• Instant oatmeal packets with added sugars• Plain oatmeal, with bananas, berries, or stone fruit

Experts have not found that any specific food can cause ADHD or worsen its symptoms. However, some people say that specific foods have an impact.

Here are some of the ingredients that may make a difference:

Food coloring

A 2012 review concluded that artificial food coloring may increase hyperactivity in some children, but not specifically those with ADHD.

Many foods marketed to children, such as cereals and fruit drinks, use food dyes to make them brightly colored.

Eliminating these foods from your child’s diet may help manage their symptoms.


A number of studies have looked at whether sugar consumption affects ADHD. A 2019 study that looked at data for nearly 3,000 children aged 6–11 years found no link between sugar and hyperactivity in ADHD.

However, eating too much sugar may increase the risk of obesity, which can lead to metabolic disease, including type 2 diabetes and heart disease. Sugary foods often provide unnecessary calories with little nutrition.

A piece of fruit, such as an apple, provides vitamins, minerals, and fiber as well as natural sugar.

If you notice that a particular food or ingredient seems to aggravate your child’s symptoms, try eliminating it from their diet to see if it makes a difference.

Hydrogenated and trans-fats

Other foods that may increase the risk of obesity and heart disease are hydrogenated and trans-fats. These are mostly artificially produced fats that appear in many processed and pre-made foods.

Examples include:

  • shortening
  • margarine
  • packaged snacks
  • processed foods
  • fast foods
  • some frozen pizzas

Fast food and processed foods also tend to be high in:

  • added sugar
  • added salt
  • calories
  • chemical additives and preservatives

These types of food have little or no nutritional value.

Here are some more tips that may help manage your child’s diet.

Establish a routine.

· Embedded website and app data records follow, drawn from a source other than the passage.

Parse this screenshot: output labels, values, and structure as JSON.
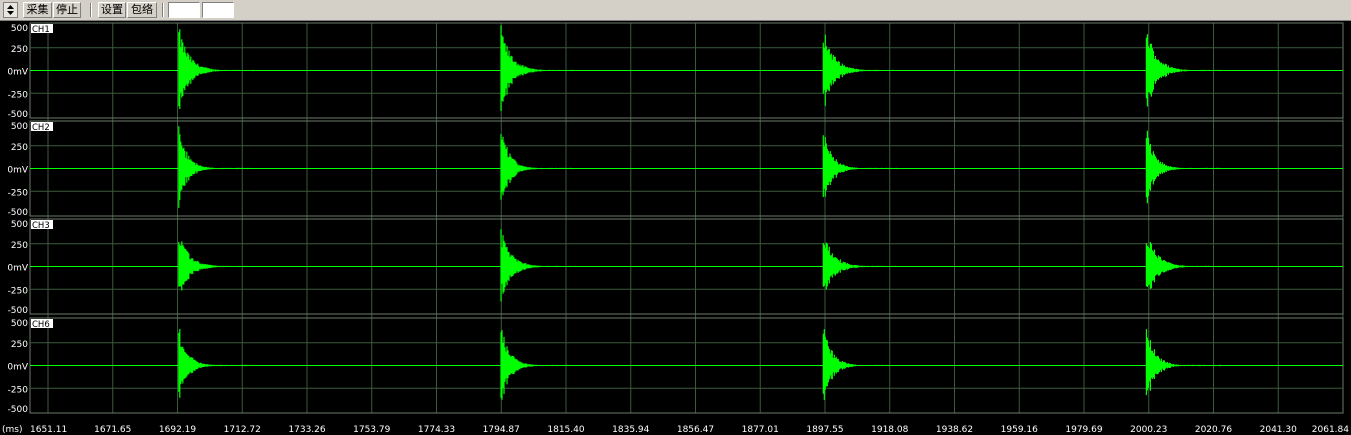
{
  "toolbar": {
    "spinner_icon": "up-down-spinner-icon",
    "acquire_label": "采集",
    "stop_label": "停止",
    "settings_label": "设置",
    "envelope_label": "包络",
    "input1_value": "",
    "input2_value": ""
  },
  "scope": {
    "background": "#000000",
    "grid_color": "#3c5a3c",
    "trace_color": "#00ff00",
    "x_unit": "(ms)",
    "x_ticks": [
      "1651.11",
      "1671.65",
      "1692.19",
      "1712.72",
      "1733.26",
      "1753.79",
      "1774.33",
      "1794.87",
      "1815.40",
      "1835.94",
      "1856.47",
      "1877.01",
      "1897.55",
      "1918.08",
      "1938.62",
      "1959.16",
      "1979.69",
      "2000.23",
      "2020.76",
      "2041.30",
      "2061.84"
    ],
    "y_ticks": [
      "500",
      "250",
      "0mV",
      "-250",
      "-500"
    ],
    "event_times_ms": [
      1692.6,
      1794.8,
      1897.0,
      1999.5
    ],
    "channels": [
      {
        "name": "CH1",
        "amplitude": 500,
        "decay_ms": 6
      },
      {
        "name": "CH2",
        "amplitude": 480,
        "decay_ms": 5
      },
      {
        "name": "CH3",
        "amplitude": 420,
        "decay_ms": 6
      },
      {
        "name": "CH6",
        "amplitude": 470,
        "decay_ms": 5
      }
    ]
  }
}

Most children benefit from routine, and this can be especially helpful for a child with ADHD.

Where possible, schedule regular meal and snack times. Also, try not to let your child go more than a few hours without eating or they may be tempted to fill up with snacks and candies.

Avoid fast food restaurants and junk food aisles in the grocery store. Instead of keeping junk foods in your home, stock up on fruits and veggies.

Good options include:

  • cherry tomatoes
  • slices of carrot, cucumber, or celery
  • pieces of apple and cheese
  • plain yogurt mixed with berries

Avoid sudden changes. It can take time for a child to move away from junk food. If you make the switch gradually, they may notice that they start to feel better and enjoy the variety fresh foods can offer.

Find attractive foods. Aim for a variety of colors, textures, and flavors and encourage your child to help with the preparation and presentation.

Talk to a health professional. Your child’s doctor or dietitian can advise on healthy eating as well as the need for multivitamins and other supplements.

Set an example. Your child is more likely to want to eat healthily if they see you doing the same. Eating together can also make mealtimes more fun.

Healthy dietary habits begin in childhood and can last a lifetime, whether or not a child has been diagnosed with ADHD.

Research has not shown that any specific food can cause or cure ADHD. But, to keep a child healthy, it’s best to avoid too much sugar, salt, and unhealthy fats.

ADHD can be tough not only on the child but on parents and caregivers, too. Making healthy food choices can help keep you and your child fit and fueled to face any challenges.